EXERCISE INPUTS section start

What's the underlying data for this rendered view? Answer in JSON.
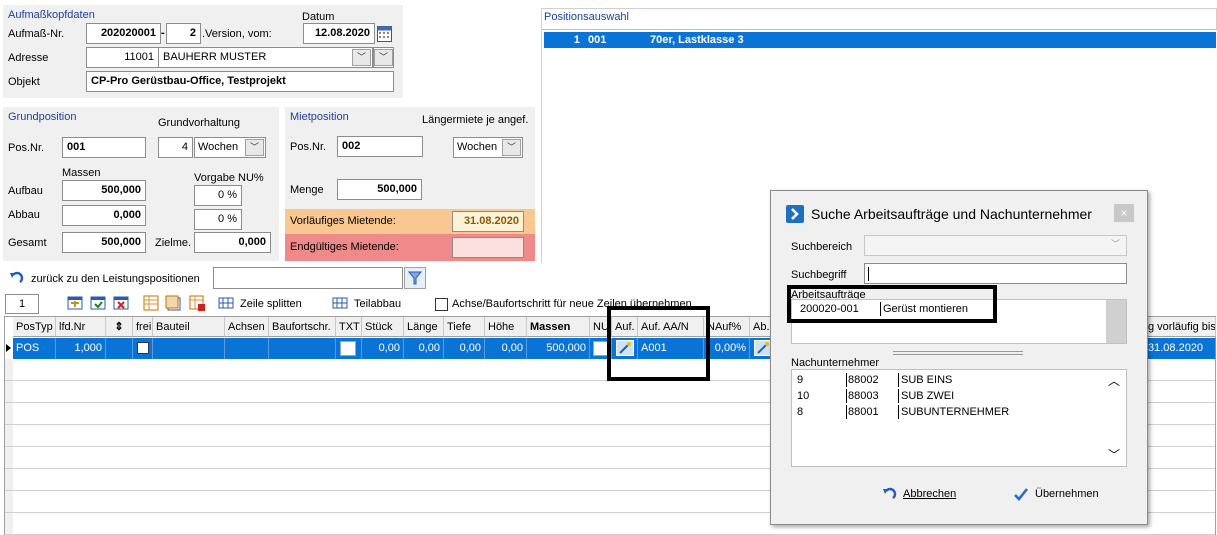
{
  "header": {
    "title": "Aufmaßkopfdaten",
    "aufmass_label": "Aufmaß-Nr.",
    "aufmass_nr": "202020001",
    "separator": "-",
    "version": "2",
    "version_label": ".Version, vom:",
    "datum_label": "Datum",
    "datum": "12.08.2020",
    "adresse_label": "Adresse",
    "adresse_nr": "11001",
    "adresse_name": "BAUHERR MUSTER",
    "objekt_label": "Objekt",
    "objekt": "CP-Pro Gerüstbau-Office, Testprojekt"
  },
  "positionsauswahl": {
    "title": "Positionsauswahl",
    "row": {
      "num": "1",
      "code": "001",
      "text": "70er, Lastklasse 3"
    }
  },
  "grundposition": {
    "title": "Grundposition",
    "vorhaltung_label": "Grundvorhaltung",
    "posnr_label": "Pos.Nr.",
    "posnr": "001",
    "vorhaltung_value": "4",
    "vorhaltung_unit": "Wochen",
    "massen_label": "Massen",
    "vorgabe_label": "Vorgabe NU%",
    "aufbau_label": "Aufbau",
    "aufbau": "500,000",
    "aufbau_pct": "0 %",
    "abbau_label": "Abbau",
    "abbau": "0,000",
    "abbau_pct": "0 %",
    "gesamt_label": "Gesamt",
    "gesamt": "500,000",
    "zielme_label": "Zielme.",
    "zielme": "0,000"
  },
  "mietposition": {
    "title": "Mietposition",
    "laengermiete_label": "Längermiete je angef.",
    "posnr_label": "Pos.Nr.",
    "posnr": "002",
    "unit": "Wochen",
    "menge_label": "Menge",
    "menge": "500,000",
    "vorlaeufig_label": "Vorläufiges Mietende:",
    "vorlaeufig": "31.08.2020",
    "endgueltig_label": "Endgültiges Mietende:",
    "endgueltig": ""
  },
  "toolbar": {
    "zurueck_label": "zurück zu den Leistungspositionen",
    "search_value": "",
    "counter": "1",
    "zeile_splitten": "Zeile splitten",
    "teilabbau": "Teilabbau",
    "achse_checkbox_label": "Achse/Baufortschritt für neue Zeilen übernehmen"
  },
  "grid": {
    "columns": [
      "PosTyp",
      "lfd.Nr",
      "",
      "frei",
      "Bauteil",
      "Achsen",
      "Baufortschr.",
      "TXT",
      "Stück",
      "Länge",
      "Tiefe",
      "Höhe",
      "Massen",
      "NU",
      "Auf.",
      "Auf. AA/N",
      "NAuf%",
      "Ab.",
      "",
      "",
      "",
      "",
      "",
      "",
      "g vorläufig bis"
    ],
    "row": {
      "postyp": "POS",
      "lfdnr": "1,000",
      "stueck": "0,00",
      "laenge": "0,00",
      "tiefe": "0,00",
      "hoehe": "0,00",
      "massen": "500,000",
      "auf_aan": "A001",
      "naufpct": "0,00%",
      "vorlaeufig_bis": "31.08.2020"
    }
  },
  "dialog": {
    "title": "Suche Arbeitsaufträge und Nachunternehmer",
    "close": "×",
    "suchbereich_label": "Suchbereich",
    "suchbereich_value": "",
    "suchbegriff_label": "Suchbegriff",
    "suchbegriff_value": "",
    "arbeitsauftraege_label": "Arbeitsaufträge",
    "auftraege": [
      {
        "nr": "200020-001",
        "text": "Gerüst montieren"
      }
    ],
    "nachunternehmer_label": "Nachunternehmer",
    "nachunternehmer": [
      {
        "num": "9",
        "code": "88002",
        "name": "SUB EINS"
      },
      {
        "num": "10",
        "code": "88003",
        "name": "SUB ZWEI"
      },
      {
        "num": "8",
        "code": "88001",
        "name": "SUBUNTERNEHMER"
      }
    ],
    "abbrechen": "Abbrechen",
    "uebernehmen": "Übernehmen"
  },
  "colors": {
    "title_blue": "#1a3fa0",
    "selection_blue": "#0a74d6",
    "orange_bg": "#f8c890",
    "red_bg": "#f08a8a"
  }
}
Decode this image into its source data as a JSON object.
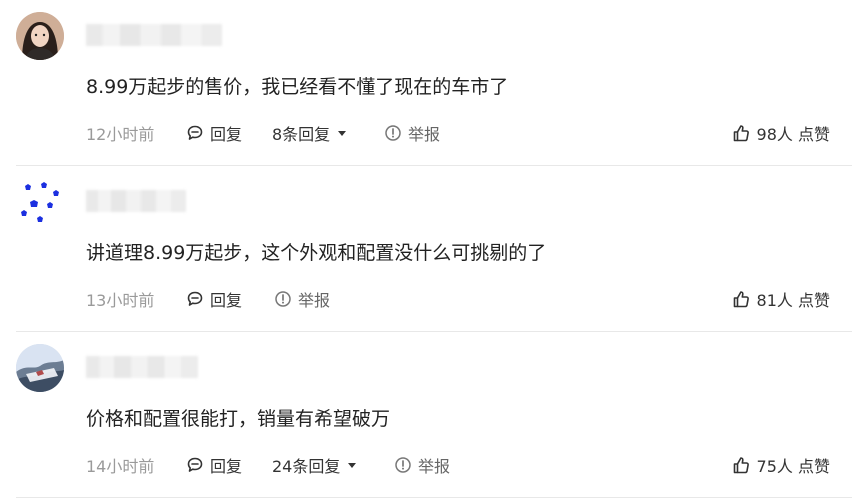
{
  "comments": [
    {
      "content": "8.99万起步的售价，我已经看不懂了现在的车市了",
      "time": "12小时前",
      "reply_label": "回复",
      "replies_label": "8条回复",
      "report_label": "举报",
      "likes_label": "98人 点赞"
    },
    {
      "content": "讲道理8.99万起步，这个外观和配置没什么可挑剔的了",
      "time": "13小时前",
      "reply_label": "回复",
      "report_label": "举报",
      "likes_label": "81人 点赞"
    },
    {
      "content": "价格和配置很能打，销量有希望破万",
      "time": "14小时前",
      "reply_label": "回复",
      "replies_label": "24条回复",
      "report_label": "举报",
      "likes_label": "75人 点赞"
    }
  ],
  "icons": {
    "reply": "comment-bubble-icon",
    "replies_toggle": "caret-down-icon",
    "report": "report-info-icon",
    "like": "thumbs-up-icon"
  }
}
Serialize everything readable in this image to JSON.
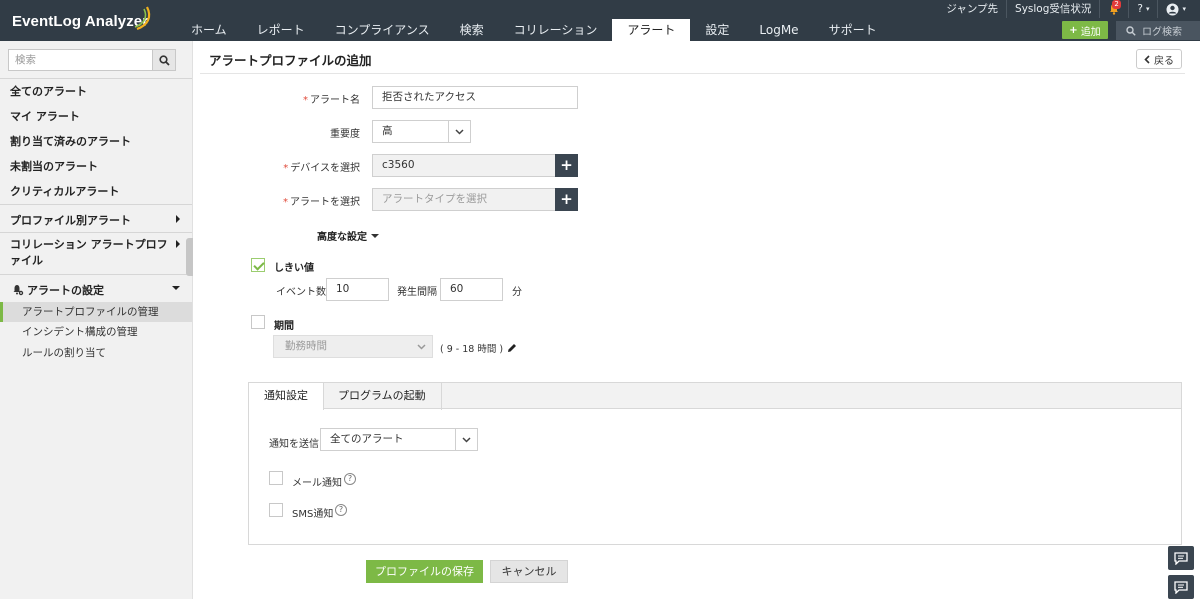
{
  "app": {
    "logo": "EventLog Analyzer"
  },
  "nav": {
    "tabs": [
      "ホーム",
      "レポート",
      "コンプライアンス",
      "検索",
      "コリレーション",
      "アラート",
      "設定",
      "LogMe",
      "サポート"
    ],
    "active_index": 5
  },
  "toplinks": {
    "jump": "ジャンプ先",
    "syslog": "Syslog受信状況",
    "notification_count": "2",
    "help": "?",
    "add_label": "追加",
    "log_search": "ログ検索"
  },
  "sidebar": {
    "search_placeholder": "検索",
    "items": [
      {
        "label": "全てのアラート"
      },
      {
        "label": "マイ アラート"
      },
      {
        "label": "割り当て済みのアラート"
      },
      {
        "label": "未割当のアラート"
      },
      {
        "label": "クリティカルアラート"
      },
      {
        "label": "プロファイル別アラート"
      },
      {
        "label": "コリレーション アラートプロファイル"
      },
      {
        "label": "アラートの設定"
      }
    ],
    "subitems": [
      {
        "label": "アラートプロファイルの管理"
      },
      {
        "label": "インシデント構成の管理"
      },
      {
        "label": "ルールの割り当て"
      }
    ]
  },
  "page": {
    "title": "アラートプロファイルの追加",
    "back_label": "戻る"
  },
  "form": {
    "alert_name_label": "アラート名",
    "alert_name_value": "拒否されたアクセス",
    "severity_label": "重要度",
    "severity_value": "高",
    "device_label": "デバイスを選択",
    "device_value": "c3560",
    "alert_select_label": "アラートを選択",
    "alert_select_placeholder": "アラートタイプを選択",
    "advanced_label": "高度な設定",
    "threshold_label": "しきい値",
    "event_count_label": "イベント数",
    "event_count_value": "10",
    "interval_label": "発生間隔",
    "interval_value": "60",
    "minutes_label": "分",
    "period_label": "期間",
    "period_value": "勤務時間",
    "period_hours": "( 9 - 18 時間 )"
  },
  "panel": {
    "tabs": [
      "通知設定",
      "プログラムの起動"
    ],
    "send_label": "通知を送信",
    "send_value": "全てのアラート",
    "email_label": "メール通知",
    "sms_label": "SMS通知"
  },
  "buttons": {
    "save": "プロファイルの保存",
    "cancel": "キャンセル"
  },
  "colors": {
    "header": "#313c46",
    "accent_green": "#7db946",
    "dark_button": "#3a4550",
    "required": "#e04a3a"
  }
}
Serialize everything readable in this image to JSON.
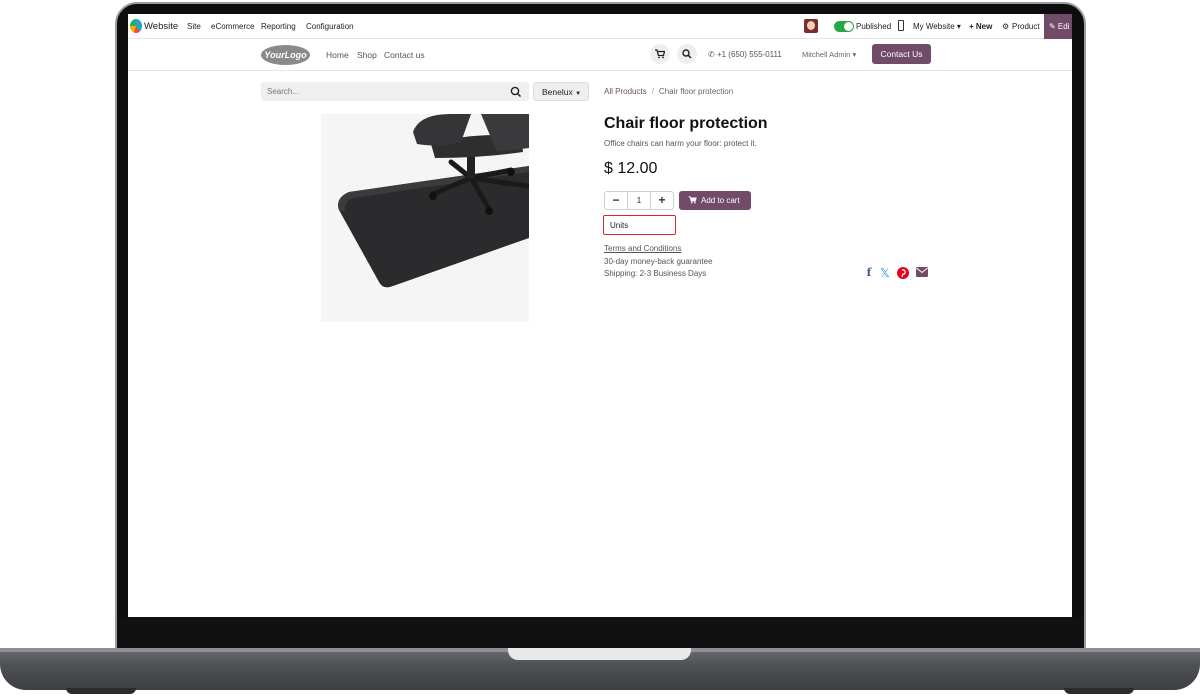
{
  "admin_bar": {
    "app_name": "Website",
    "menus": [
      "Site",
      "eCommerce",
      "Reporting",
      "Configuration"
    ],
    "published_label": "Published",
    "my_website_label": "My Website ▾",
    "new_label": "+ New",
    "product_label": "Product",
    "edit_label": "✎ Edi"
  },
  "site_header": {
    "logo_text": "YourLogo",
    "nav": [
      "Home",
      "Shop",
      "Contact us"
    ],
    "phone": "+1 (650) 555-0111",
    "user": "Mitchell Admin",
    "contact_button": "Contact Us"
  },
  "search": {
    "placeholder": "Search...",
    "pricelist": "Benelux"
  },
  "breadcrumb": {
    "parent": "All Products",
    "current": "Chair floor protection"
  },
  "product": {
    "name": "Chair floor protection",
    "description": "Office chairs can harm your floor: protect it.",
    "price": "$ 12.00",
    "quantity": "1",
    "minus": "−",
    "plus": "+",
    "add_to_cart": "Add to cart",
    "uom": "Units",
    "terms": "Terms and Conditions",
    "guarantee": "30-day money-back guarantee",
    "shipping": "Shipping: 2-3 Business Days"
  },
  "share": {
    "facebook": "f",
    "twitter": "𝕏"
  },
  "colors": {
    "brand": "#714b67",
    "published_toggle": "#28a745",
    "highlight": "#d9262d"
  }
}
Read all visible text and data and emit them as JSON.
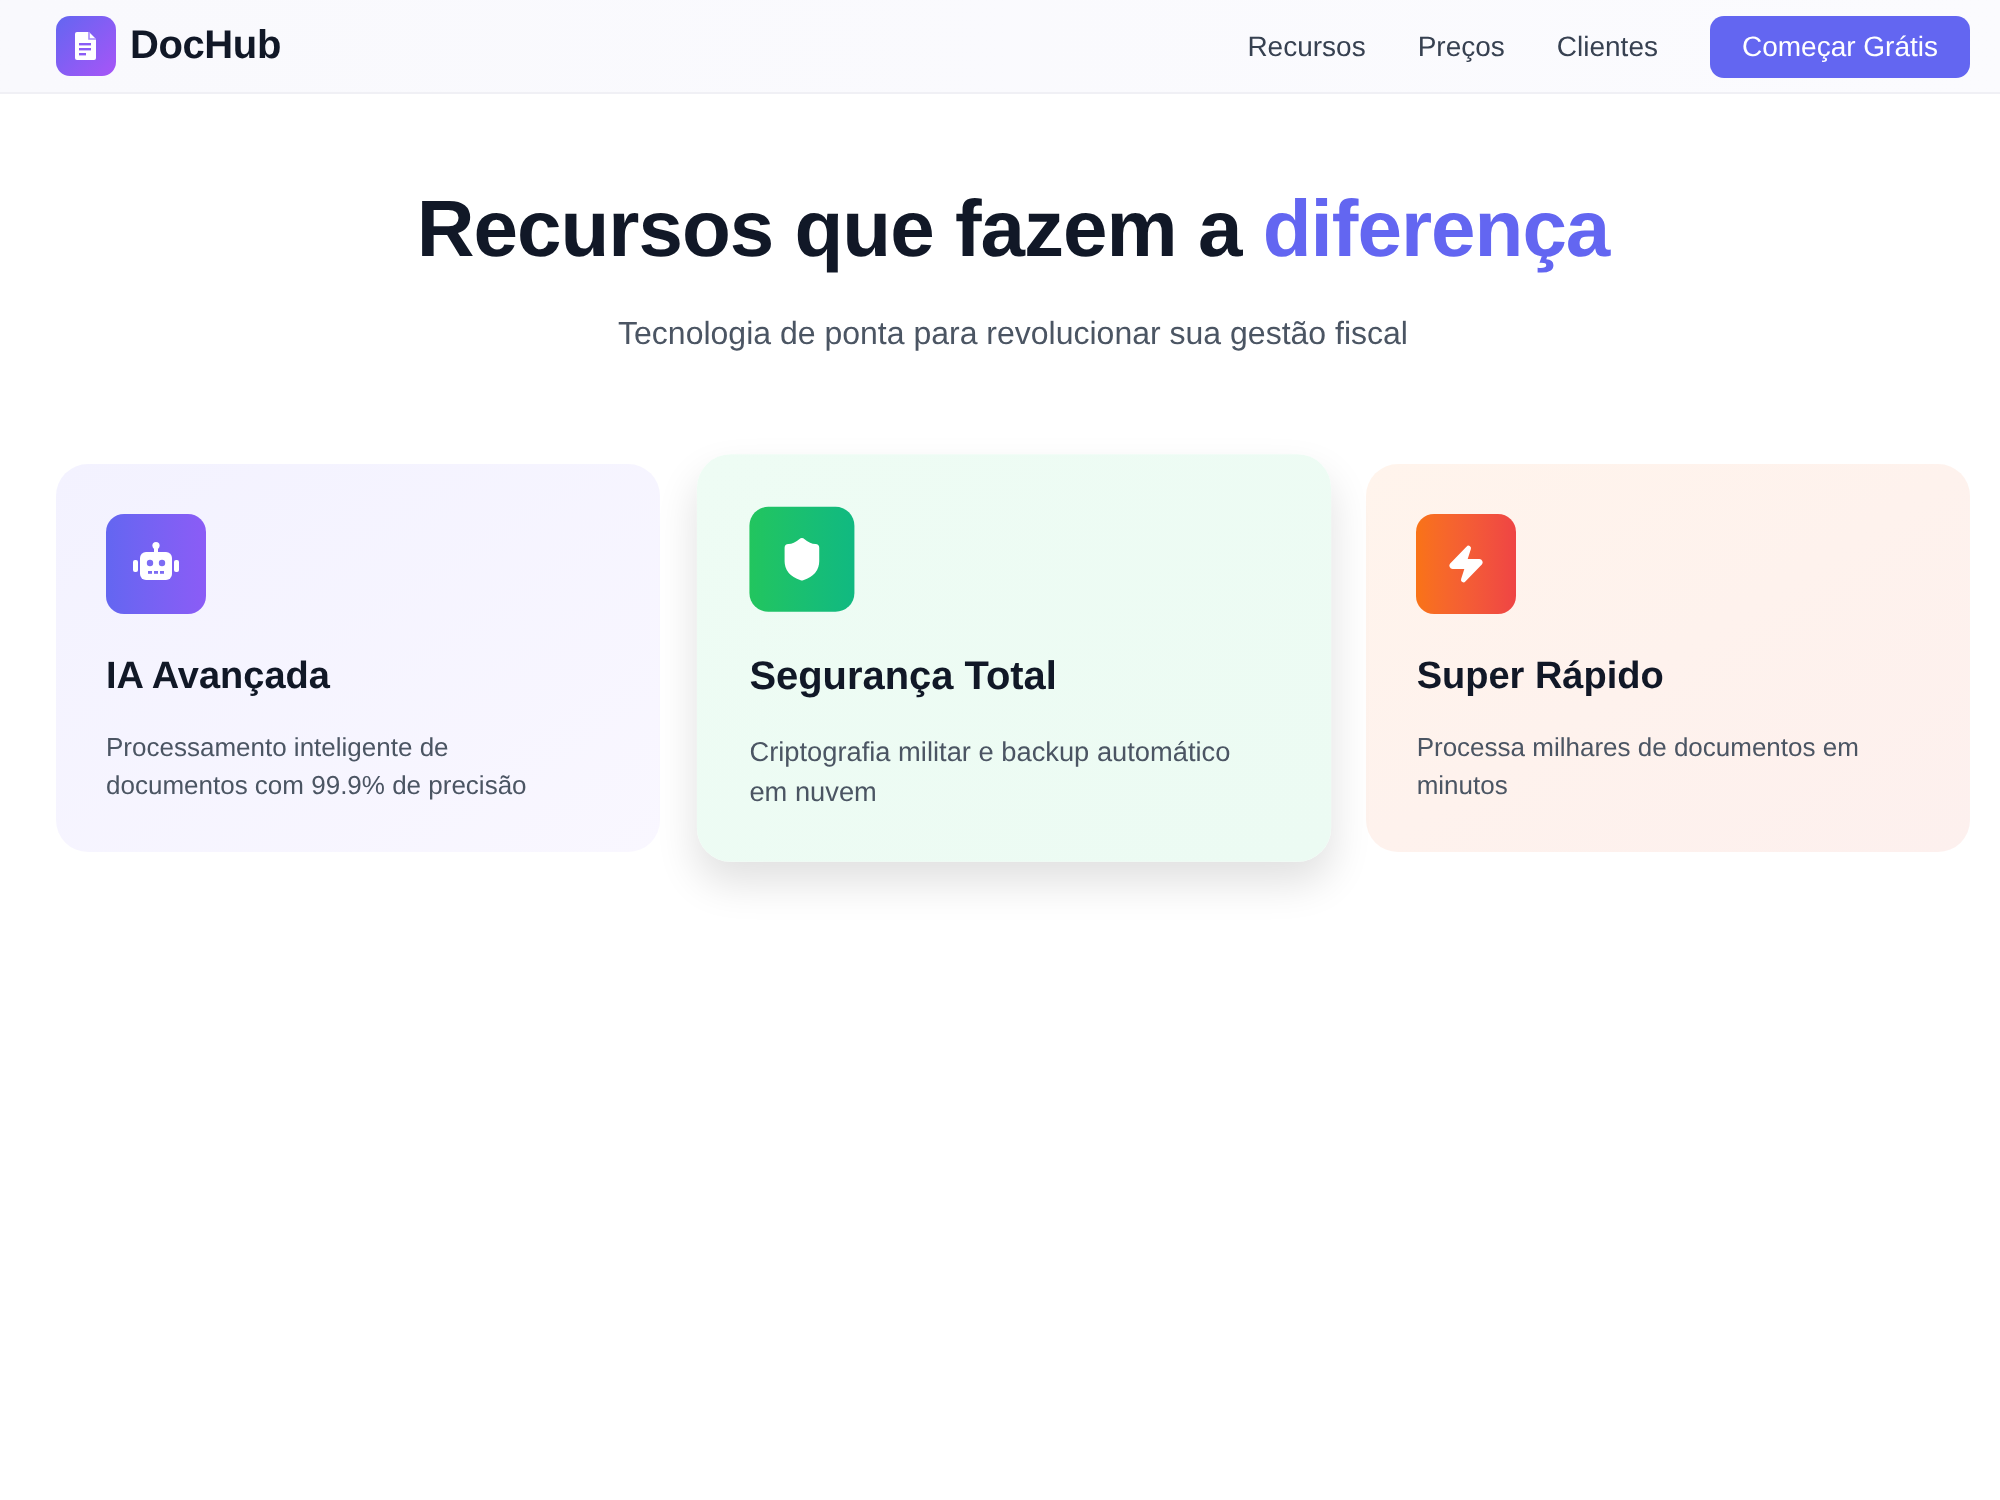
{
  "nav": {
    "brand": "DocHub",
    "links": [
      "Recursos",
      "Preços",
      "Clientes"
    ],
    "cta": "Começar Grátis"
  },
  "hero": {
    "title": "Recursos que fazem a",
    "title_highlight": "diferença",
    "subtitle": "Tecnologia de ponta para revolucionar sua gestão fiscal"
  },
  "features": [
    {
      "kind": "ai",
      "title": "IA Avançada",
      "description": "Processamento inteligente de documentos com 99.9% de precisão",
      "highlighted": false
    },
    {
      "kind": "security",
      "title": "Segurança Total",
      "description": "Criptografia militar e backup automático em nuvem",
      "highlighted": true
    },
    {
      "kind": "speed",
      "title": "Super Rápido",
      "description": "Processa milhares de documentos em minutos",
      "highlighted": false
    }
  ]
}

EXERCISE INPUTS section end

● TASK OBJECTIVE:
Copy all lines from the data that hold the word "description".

● SOLUTION TO THIS PROBLEM:
    "description": "Office chairs can harm your floor: protect it.",
      "description": "Processamento inteligente de documentos com 99.9% de precisão",
      "description": "Criptografia militar e backup automático em nuvem",
      "description": "Processa milhares de documentos em minutos",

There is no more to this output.